IIT-M creates algorithm to guard networks like air traffic control from attacks
IIT Madras, IoT study: The strategy proposed is an algorithm that builds spare capacity in a given network - like the spare wheel present in a car that can be changed in case of a flat tire.
Researchers at the Indian Institute of Technology (IIT) in Madras have developed an algorithm to mitigate disruptions to critical networks like air traffic control and power distribution during a terror attack. The research - peer-reviewed and published in international journal 'Physica A: Statistical Mechanics and its Applications'. Experts have noted that with IoT, or Internet of Things - devices that exchange data with other devices over the internet - becoming popular, it is critical to protect networks vital to national security.
"The terror attacks of September 11, 2001... targeting a single country resulted in the entire airline industry coming to a standstill. Such threats are a reminder that in today’s highly interconnected world, there is high risk of one adverse event leading to the disruption of the entire network."
"Air and road traffic, power distribution and even social media platforms are all examples of highly connected networks and are, therefore, highly vulnerable to targeted attacks," Karthik Raman, a core member of IIT-M's Robert Bosch Centre for Data Science and Artificial Intelligence, said.
"A variety of technological networks form the backbone of modern world infrastructure, and it is essential to build safeguards to protect these against both failures and targeted attacks."
The strategy proposed is an algorithm that builds spare capacity in a given network. This means if one node (name given to an entity linked to others) is attacked, traffic of the affected node is routed through this spare capacity and the network can keep functioning.

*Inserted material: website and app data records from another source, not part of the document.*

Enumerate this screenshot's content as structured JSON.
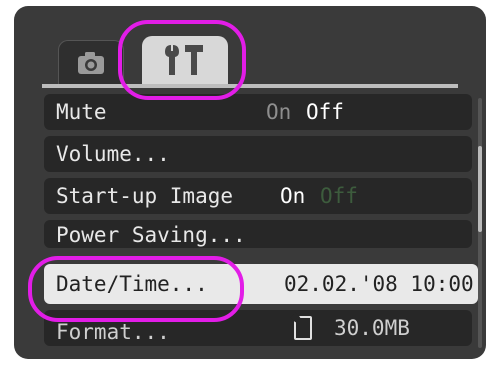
{
  "tabs": [
    {
      "icon": "camera-icon",
      "active": false
    },
    {
      "icon": "tools-icon",
      "active": true
    }
  ],
  "menu": {
    "rows": [
      {
        "label": "Mute",
        "option_a": "On",
        "option_b": "Off"
      },
      {
        "label": "Volume..."
      },
      {
        "label": "Start-up Image",
        "option_a": "On",
        "option_b": "Off"
      },
      {
        "label": "Power Saving..."
      },
      {
        "label": "Date/Time...",
        "value": "02.02.'08 10:00"
      },
      {
        "label": "Format...",
        "value": "30.0MB",
        "icon": "memory-card-icon"
      }
    ]
  },
  "colors": {
    "highlight": "#e21de7",
    "selected_row_bg": "#e9e9e9",
    "row_bg": "#272727",
    "screen_bg": "#3a3a3a"
  }
}
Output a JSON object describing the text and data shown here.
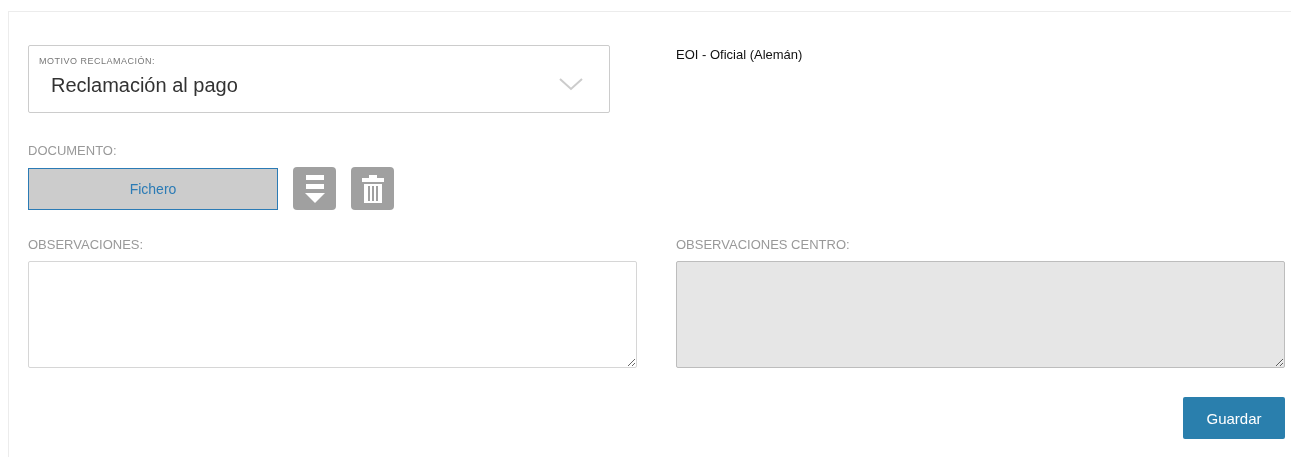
{
  "motivo": {
    "label": "MOTIVO RECLAMACIÓN:",
    "value": "Reclamación al pago"
  },
  "curso": "EOI - Oficial (Alemán)",
  "documento": {
    "label": "DOCUMENTO:",
    "file_button": "Fichero"
  },
  "observaciones": [
    {
      "label": "OBSERVACIONES:",
      "disabled": false
    },
    {
      "label": "OBSERVACIONES CENTRO:",
      "disabled": true
    }
  ],
  "save_button": "Guardar"
}
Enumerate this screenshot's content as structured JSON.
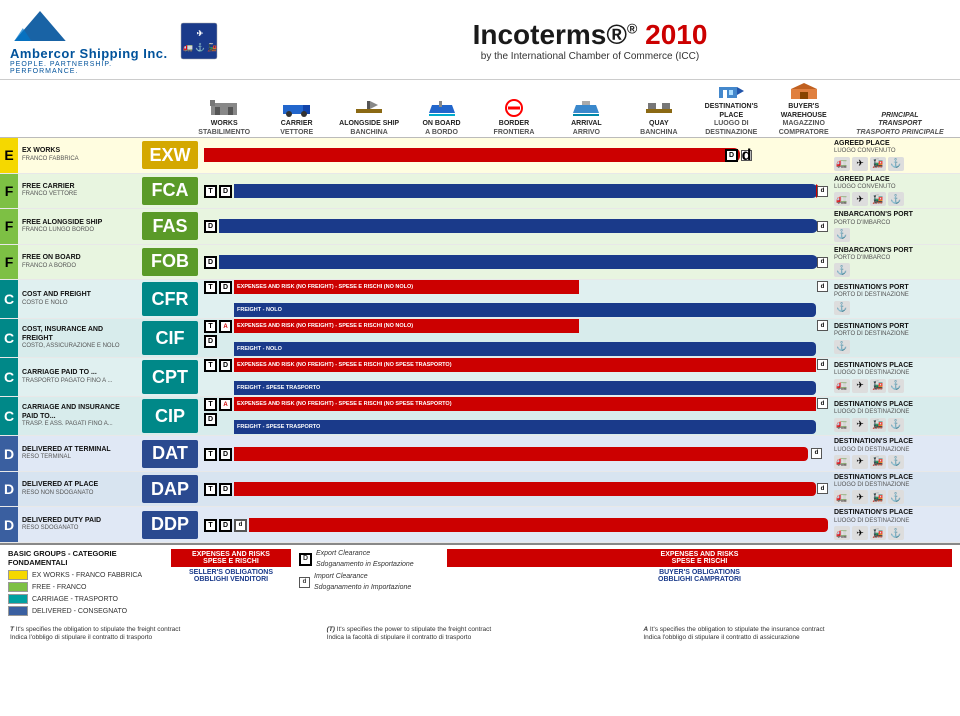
{
  "header": {
    "company": "Ambercor Shipping Inc.",
    "tagline": "PEOPLE. PARTNERSHIP. PERFORMANCE.",
    "title": "Incoterms®",
    "year": "2010",
    "subtitle": "by the International Chamber of Commerce (ICC)"
  },
  "columns": [
    {
      "main": "WORKS",
      "sub": "STABILIMENTO",
      "icon": "factory"
    },
    {
      "main": "CARRIER",
      "sub": "VETTORE",
      "icon": "truck"
    },
    {
      "main": "ALONGSIDE SHIP",
      "sub": "BANCHINA",
      "icon": "dock"
    },
    {
      "main": "ON BOARD",
      "sub": "A BORDO",
      "icon": "ship"
    },
    {
      "main": "BORDER",
      "sub": "FRONTIERA",
      "icon": "border"
    },
    {
      "main": "ARRIVAL",
      "sub": "ARRIVO",
      "icon": "arrival"
    },
    {
      "main": "QUAY",
      "sub": "BANCHINA",
      "icon": "quay"
    },
    {
      "main": "DESTINATION'S PLACE",
      "sub": "LUOGO DI DESTINAZIONE",
      "icon": "dest"
    },
    {
      "main": "BUYER'S WAREHOUSE",
      "sub": "MAGAZZINO COMPRATORE",
      "icon": "warehouse"
    }
  ],
  "last_col": {
    "main": "PRINCIPAL TRANSPORT",
    "sub": "TRASPORTO PRINCIPALE"
  },
  "rows": [
    {
      "group": "E",
      "group_color": "yellow",
      "code": "EXW",
      "desc_main": "EX WORKS",
      "desc_sub": "FRANCO FABBRICA",
      "right_main": "AGREED PLACE",
      "right_sub": "LUOGO CONVENUTO",
      "bar_type": "exw"
    },
    {
      "group": "F",
      "group_color": "green",
      "code": "FCA",
      "desc_main": "FREE CARRIER",
      "desc_sub": "FRANCO VETTORE",
      "right_main": "AGREED PLACE",
      "right_sub": "LUOGO CONVENUTO",
      "bar_type": "fca"
    },
    {
      "group": "F",
      "group_color": "green",
      "code": "FAS",
      "desc_main": "FREE ALONGSIDE SHIP",
      "desc_sub": "FRANCO LUNGO BORDO",
      "right_main": "ENBARCATION'S PORT",
      "right_sub": "PORTO D'IMBARCO",
      "bar_type": "fas"
    },
    {
      "group": "F",
      "group_color": "green",
      "code": "FOB",
      "desc_main": "FREE ON BOARD",
      "desc_sub": "FRANCO A BORDO",
      "right_main": "ENBARCATION'S PORT",
      "right_sub": "PORTO D'IMBARCO",
      "bar_type": "fob"
    },
    {
      "group": "C",
      "group_color": "teal",
      "code": "CFR",
      "desc_main": "COST AND FREIGHT",
      "desc_sub": "COSTO E NOLO",
      "right_main": "DESTINATION'S PORT",
      "right_sub": "PORTO DI DESTINAZIONE",
      "bar_type": "cfr"
    },
    {
      "group": "C",
      "group_color": "teal",
      "code": "CIF",
      "desc_main": "COST, INSURANCE AND FREIGHT",
      "desc_sub": "COSTO, ASSICURAZIONE E NOLO",
      "right_main": "DESTINATION'S PORT",
      "right_sub": "PORTO DI DESTINAZIONE",
      "bar_type": "cif"
    },
    {
      "group": "C",
      "group_color": "teal",
      "code": "CPT",
      "desc_main": "CARRIAGE PAID TO ...",
      "desc_sub": "TRASPORTO PAGATO FINO A ...",
      "right_main": "DESTINATION'S PLACE",
      "right_sub": "LUOGO DI DESTINAZIONE",
      "bar_type": "cpt"
    },
    {
      "group": "C",
      "group_color": "teal",
      "code": "CIP",
      "desc_main": "CARRIAGE AND INSURANCE PAID TO...",
      "desc_sub": "TRASP. E ASS. PAGATI FINO A...",
      "right_main": "DESTINATION'S PLACE",
      "right_sub": "LUOGO DI DESTINAZIONE",
      "bar_type": "cip"
    },
    {
      "group": "D",
      "group_color": "blue",
      "code": "DAT",
      "desc_main": "DELIVERED AT TERMINAL",
      "desc_sub": "RESO TERMINAL",
      "right_main": "DESTINATION'S PLACE",
      "right_sub": "LUOGO DI DESTINAZIONE",
      "bar_type": "dat"
    },
    {
      "group": "D",
      "group_color": "blue",
      "code": "DAP",
      "desc_main": "DELIVERED AT PLACE",
      "desc_sub": "RESO NON SDOGANATO",
      "right_main": "DESTINATION'S PLACE",
      "right_sub": "LUOGO DI DESTINAZIONE",
      "bar_type": "dap"
    },
    {
      "group": "D",
      "group_color": "blue",
      "code": "DDP",
      "desc_main": "DELIVERED DUTY PAID",
      "desc_sub": "RESO SDOGANATO",
      "right_main": "DESTINATION'S PLACE",
      "right_sub": "LUOGO DI DESTINAZIONE",
      "bar_type": "ddp"
    }
  ],
  "legend": {
    "title": "BASIC GROUPS - CATEGORIE FONDAMENTALI",
    "items": [
      {
        "color": "#f5d800",
        "text": "EX WORKS - FRANCO FABBRICA"
      },
      {
        "color": "#7dc044",
        "text": "FREE - FRANCO"
      },
      {
        "color": "#00a0a0",
        "text": "CARRIAGE - TRASPORTO"
      },
      {
        "color": "#3a5fa0",
        "text": "DELIVERED - CONSEGNATO"
      }
    ]
  },
  "notes": {
    "seller_label": "EXPENSES AND RISKS\nSPESE E RISCHI",
    "seller_oblig": "SELLER'S OBLIGATIONS\nOBBLIGHI VENDITORI",
    "buyer_label": "EXPENSES AND RISKS\nSPESE E RISCHI",
    "buyer_oblig": "BUYER'S OBLIGATIONS\nOBBLIGHI CAMPRATORI",
    "export_d": "Export Clearance\nSdoganamento in Esportazione",
    "import_d": "Import Clearance\nSdoganamento in Importazione",
    "note_t": "T  It's specifies the obligation to stipulate the freight contract\nIndica l'obbligo di stipulare il contratto di trasporto",
    "note_t2": "(T)  It's specifies the power to stipulate the freight contract\nIndica la facoltà di stipulare il contratto di trasporto",
    "note_a": "A  It's specifies the obligation to stipulate the insurance contract\nIndica l'obbligo di stipulare il contratto di assicurazione"
  }
}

This has been tested on two infrastructure networks - air traffic and power distribution.
"It was found that the algorithm increased the robustness of these networks to targeted attacks," Sai Saranga Das, a student and the lead author of the study, was quoted by PTI.

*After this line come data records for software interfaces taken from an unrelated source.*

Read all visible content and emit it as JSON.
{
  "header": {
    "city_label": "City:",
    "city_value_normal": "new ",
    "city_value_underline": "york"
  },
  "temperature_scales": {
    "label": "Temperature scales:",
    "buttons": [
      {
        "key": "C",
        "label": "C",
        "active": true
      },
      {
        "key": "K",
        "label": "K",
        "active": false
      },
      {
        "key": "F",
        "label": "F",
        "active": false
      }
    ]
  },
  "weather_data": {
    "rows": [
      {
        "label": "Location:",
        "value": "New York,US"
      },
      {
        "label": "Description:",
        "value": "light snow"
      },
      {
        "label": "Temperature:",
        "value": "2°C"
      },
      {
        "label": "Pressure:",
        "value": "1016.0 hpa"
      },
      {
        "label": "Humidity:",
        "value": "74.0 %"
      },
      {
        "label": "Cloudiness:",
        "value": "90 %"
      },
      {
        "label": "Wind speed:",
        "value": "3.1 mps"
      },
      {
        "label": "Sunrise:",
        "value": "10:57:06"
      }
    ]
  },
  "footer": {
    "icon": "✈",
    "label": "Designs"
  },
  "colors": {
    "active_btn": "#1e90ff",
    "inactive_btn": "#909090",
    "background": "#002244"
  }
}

"The algorithm was also highly effective in increasing the robustness of ‘canonical scale-free networks,’ which are representative of many real-world networks when compared to existing strategies to mitigate targeted attacks on these networks," he added.
With input from PTI